START Source information

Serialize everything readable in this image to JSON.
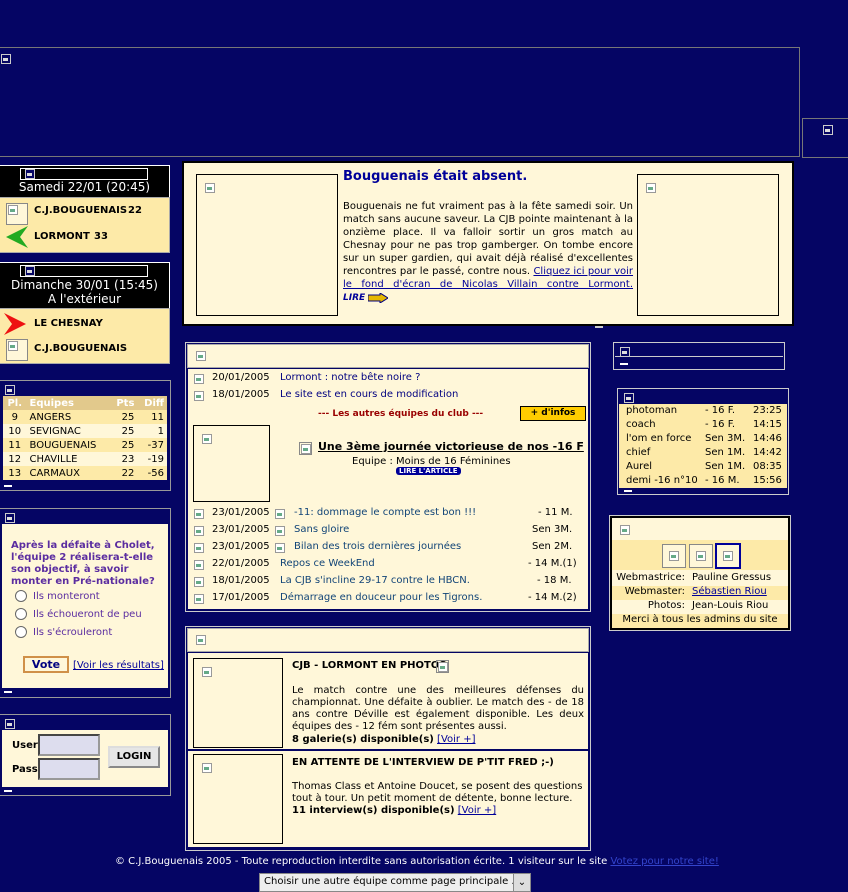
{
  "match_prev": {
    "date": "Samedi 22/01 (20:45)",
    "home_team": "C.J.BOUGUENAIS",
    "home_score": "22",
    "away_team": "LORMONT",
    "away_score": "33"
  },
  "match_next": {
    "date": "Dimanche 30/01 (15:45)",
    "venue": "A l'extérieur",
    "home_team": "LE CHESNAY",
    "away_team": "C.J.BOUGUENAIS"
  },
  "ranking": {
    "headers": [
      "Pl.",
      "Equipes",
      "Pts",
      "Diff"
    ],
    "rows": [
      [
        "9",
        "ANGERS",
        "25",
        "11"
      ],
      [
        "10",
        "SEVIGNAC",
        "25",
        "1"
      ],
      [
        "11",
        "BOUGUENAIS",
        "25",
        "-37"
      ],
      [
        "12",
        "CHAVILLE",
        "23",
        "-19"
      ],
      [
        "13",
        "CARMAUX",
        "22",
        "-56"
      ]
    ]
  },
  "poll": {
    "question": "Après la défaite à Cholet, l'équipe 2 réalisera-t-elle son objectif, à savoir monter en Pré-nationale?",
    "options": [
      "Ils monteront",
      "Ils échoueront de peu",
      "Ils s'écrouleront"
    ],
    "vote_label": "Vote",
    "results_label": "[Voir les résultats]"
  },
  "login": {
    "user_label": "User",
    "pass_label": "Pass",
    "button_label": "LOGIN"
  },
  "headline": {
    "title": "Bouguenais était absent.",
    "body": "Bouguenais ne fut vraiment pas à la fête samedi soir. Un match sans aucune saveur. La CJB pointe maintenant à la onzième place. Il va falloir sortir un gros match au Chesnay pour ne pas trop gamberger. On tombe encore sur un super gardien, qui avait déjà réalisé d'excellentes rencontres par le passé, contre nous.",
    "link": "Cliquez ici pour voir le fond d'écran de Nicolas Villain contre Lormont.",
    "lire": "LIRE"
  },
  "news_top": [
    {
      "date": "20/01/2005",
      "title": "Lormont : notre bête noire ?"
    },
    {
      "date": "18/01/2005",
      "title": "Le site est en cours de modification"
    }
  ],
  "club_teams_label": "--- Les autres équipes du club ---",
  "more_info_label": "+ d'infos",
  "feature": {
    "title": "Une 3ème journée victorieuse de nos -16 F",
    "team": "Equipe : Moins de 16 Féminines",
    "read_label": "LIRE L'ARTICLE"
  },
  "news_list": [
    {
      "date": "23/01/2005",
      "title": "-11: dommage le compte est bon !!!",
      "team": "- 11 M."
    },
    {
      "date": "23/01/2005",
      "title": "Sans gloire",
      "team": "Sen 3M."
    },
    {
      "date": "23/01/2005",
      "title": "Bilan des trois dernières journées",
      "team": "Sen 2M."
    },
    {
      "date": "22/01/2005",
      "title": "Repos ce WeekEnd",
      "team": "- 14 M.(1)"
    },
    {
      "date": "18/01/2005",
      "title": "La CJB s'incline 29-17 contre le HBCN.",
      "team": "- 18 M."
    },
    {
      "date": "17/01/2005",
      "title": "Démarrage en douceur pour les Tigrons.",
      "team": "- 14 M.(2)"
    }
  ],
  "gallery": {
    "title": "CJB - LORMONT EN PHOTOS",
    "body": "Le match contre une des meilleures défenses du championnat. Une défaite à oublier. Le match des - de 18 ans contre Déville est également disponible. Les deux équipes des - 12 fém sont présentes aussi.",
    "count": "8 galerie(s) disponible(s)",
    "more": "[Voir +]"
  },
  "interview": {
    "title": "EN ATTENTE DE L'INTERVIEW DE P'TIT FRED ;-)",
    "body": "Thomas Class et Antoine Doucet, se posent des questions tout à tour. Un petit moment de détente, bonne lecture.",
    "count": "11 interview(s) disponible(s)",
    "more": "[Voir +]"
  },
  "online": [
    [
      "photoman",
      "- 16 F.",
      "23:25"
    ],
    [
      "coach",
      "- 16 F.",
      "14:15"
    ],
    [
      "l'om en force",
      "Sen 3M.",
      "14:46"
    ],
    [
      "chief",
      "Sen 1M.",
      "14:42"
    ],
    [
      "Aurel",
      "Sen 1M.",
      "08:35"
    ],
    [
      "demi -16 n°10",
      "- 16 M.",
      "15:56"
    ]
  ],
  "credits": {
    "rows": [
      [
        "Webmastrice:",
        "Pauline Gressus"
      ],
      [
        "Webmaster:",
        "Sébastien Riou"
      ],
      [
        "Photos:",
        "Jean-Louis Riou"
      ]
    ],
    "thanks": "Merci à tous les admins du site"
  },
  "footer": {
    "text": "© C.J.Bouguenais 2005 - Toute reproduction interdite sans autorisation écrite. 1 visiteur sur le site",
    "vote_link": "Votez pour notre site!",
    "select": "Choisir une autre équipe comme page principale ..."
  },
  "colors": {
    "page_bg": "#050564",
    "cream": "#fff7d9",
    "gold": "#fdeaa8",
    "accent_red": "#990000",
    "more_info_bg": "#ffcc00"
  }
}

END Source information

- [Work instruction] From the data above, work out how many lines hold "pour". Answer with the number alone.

- [Task output] 4